So in 2019 we are going to try to build into our week a regular times when we spend some time contemplating our faith journey.  Pray a little.

Next week Jim is going to talk about some specific practices that we can use to help train us up in our spiritual life.  Just as your body needs exercise to be healthy, there are time tested spiritual exercises that we can use that will help our soul to be healthier and our faith, stronger.

  1. Stop, slow, pray and finally, Play!

And then we are going to play a little.  DO something that’s fun.  Take a nature walk.  Try your hand at cooking or baking.  Read a book that you enjoy.  Go hit some golf balls.  Go walk around a mall.

Do you know that God wants you to enjoy your life?  That he wants you to like it?  In one way the highest form of worship is to enjoy the life God has given you and to be thankful for it? To live a full and thankful and Jesus centered life.

It’s okay to do something you enjoy doing.  Within reason, right?  But if you like mowing your lawn – then mow.  If you like tinkering around your garage, then do some tinkering.  It’s okay.

Every person should have regular periods in life when he or she has nothing to do.  The law that God has given for our benefit tells us that one-seventh of our time should be devoted to doing nothing.

I need to actively pursue doing nothing- in order to remind my soul that the world does not rest on my shoulders, but on the shoulders of the King of the Universe, who invites me to a lifestyle that is unburdened and unhurried.

And I need to remind myself that the most important thing about me is NOT what I accomplish, but who I become.  And hurrying around – overworking – is injuring my soul.  It causing injury to your soul.

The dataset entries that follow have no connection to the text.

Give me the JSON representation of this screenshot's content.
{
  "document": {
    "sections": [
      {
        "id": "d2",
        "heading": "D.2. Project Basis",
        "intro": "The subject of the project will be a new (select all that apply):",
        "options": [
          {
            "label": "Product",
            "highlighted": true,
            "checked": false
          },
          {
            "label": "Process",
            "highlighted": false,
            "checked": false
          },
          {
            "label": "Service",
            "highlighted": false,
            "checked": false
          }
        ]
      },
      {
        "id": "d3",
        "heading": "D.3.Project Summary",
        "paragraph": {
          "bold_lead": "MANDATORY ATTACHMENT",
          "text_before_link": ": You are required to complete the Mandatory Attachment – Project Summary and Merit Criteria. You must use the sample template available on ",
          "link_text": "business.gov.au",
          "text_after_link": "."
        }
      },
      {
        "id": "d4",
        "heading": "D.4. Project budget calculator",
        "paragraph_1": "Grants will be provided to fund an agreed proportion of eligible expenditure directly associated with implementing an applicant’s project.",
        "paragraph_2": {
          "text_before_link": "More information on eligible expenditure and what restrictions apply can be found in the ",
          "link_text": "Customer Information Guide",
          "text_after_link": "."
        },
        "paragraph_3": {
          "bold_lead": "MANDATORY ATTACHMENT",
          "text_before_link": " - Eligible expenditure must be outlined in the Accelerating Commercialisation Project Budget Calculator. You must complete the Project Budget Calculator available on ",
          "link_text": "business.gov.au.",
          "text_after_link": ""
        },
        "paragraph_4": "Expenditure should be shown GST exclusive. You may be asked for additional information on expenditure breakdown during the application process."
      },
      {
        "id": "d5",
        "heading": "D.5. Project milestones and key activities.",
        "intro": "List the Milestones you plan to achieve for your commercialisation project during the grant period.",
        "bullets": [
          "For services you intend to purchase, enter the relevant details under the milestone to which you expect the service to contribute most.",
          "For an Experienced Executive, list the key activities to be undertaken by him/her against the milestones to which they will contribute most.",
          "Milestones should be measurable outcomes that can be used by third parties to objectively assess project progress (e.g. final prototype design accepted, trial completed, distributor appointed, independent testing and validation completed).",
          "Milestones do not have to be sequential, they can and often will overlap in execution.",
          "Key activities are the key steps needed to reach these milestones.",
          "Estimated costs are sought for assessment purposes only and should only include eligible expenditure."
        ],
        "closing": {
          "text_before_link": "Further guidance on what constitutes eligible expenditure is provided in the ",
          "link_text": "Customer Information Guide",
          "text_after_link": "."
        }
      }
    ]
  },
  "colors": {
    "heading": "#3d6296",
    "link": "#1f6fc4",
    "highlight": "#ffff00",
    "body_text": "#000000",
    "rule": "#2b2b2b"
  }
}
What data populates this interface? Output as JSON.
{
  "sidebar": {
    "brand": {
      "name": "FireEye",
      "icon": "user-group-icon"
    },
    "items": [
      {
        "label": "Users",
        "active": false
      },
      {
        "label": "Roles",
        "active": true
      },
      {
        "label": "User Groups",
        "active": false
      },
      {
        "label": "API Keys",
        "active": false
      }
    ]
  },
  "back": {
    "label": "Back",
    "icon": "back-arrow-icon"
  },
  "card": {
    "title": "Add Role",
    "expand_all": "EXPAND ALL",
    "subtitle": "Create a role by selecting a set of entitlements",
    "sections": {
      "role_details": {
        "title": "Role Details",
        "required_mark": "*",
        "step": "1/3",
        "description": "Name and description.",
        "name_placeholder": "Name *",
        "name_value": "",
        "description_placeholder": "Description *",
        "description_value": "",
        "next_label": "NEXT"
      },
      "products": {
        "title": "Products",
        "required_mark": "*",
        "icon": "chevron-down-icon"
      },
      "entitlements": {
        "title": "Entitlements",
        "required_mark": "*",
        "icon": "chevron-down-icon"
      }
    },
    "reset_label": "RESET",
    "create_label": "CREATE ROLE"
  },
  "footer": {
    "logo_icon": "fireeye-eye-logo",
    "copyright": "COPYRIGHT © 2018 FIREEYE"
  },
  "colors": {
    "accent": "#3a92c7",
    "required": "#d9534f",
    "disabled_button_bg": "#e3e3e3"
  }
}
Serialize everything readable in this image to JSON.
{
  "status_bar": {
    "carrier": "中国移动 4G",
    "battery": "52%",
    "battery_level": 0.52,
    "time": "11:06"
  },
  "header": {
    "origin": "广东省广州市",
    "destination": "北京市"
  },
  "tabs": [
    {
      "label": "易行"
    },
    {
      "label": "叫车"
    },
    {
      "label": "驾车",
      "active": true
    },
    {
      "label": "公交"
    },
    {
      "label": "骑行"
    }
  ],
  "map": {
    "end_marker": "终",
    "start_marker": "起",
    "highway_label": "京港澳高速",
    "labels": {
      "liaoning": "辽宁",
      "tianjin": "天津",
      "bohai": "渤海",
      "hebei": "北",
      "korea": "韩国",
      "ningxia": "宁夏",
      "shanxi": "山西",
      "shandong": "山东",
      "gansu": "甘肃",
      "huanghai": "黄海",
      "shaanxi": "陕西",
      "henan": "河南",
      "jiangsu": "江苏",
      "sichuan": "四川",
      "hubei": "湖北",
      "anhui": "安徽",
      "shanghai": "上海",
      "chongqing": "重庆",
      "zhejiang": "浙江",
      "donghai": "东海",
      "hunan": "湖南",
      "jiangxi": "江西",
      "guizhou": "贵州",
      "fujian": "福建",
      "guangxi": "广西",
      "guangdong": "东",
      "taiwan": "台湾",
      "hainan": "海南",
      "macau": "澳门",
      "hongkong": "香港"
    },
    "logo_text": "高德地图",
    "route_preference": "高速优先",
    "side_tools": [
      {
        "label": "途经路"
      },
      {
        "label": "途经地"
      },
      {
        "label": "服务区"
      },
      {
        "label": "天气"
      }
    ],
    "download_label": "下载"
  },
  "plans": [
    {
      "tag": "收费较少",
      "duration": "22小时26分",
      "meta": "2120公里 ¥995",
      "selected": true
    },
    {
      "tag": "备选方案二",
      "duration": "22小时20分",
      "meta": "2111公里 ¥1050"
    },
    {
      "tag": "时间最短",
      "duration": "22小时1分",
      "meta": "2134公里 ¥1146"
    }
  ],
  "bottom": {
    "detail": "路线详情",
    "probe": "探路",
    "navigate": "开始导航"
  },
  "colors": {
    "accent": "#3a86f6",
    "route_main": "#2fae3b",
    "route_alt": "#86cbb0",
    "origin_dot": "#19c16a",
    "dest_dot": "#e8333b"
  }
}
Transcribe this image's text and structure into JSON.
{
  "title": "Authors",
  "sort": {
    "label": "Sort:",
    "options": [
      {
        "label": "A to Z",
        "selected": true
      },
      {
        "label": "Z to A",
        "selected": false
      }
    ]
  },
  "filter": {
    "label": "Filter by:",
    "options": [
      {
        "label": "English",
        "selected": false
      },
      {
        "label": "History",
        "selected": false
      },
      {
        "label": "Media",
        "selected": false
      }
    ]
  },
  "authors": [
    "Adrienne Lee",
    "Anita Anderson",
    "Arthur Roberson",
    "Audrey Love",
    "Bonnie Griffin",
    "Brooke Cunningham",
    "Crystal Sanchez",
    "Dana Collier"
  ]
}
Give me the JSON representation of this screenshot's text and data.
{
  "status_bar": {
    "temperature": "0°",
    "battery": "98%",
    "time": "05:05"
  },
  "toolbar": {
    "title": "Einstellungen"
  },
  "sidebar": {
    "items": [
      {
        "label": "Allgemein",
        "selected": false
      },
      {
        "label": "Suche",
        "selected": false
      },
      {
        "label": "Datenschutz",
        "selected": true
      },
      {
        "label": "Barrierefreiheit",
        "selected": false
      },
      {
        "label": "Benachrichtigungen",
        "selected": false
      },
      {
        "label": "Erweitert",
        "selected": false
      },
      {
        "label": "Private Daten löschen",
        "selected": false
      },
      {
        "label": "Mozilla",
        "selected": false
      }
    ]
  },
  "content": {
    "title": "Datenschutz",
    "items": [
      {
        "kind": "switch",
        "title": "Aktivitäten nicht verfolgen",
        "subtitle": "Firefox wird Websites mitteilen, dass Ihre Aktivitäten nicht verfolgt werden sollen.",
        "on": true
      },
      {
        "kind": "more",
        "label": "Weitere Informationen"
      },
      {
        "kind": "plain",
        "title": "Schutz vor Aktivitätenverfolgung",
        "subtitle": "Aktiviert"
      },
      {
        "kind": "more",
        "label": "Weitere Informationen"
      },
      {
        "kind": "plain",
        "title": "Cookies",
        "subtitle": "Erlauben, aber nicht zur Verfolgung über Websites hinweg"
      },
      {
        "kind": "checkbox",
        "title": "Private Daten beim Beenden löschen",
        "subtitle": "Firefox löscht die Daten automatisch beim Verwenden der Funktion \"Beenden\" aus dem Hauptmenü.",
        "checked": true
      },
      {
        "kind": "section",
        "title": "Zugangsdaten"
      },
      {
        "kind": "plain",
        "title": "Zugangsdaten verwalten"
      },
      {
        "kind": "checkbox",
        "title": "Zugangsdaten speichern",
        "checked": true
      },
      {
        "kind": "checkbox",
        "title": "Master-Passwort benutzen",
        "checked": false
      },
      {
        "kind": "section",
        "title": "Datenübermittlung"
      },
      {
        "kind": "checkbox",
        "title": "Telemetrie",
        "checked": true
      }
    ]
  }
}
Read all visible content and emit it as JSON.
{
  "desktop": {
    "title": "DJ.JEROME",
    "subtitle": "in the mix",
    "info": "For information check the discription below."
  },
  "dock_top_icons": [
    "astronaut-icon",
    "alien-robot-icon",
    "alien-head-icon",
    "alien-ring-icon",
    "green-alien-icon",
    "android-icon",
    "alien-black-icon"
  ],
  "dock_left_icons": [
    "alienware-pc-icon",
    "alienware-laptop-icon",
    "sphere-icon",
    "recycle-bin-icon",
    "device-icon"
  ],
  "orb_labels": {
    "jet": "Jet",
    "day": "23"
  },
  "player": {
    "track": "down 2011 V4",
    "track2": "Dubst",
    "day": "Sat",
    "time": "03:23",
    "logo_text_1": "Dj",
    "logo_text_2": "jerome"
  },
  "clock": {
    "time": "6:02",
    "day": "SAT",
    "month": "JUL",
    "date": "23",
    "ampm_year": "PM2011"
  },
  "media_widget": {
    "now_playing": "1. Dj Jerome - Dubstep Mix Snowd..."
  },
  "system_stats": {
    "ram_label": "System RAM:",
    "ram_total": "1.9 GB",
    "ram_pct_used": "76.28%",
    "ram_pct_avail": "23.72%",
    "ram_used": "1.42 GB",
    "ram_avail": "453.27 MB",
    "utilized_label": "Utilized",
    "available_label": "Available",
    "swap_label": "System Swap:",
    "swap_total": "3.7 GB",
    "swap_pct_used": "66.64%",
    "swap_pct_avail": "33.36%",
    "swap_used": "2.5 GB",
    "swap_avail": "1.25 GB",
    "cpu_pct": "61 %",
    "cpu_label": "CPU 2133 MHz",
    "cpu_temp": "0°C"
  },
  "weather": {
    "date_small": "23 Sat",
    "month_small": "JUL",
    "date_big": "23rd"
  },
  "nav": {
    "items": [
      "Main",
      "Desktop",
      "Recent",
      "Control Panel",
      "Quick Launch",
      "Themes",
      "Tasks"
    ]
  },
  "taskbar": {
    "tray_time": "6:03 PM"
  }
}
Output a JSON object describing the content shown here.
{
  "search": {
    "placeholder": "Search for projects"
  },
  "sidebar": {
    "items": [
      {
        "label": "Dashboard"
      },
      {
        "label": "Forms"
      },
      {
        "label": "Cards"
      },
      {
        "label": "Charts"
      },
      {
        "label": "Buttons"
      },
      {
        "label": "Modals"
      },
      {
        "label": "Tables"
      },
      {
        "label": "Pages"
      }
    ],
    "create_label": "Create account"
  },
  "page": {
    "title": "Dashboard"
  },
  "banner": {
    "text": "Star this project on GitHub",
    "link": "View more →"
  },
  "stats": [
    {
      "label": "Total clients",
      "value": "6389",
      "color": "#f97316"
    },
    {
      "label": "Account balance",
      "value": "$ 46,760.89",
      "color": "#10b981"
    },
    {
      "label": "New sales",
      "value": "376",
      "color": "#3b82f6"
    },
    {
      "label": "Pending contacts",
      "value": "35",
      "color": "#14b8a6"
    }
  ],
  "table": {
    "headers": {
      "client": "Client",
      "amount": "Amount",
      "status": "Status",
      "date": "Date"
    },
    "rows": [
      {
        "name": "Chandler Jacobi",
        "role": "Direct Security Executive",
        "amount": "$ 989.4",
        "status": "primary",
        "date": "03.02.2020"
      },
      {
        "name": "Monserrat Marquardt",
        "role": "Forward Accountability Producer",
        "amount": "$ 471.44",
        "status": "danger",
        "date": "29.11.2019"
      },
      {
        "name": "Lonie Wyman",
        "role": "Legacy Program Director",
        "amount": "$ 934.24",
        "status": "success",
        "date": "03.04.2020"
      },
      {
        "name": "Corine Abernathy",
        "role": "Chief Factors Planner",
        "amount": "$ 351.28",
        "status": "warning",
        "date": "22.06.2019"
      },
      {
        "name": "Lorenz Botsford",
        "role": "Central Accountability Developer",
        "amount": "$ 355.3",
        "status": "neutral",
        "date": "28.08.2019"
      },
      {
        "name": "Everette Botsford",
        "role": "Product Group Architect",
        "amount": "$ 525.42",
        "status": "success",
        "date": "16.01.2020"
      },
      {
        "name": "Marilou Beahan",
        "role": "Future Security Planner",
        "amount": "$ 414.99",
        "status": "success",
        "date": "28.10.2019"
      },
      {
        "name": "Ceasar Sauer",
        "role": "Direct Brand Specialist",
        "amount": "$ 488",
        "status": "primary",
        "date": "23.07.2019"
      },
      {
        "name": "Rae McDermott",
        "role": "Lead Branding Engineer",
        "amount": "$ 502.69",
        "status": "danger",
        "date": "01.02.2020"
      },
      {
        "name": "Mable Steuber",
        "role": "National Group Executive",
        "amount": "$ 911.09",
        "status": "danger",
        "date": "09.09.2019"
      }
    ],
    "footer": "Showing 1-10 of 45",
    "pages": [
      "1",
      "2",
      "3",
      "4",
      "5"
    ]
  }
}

For God’s sake, and ours – in 2019 let’s be intentional about regularly pursuing nothing.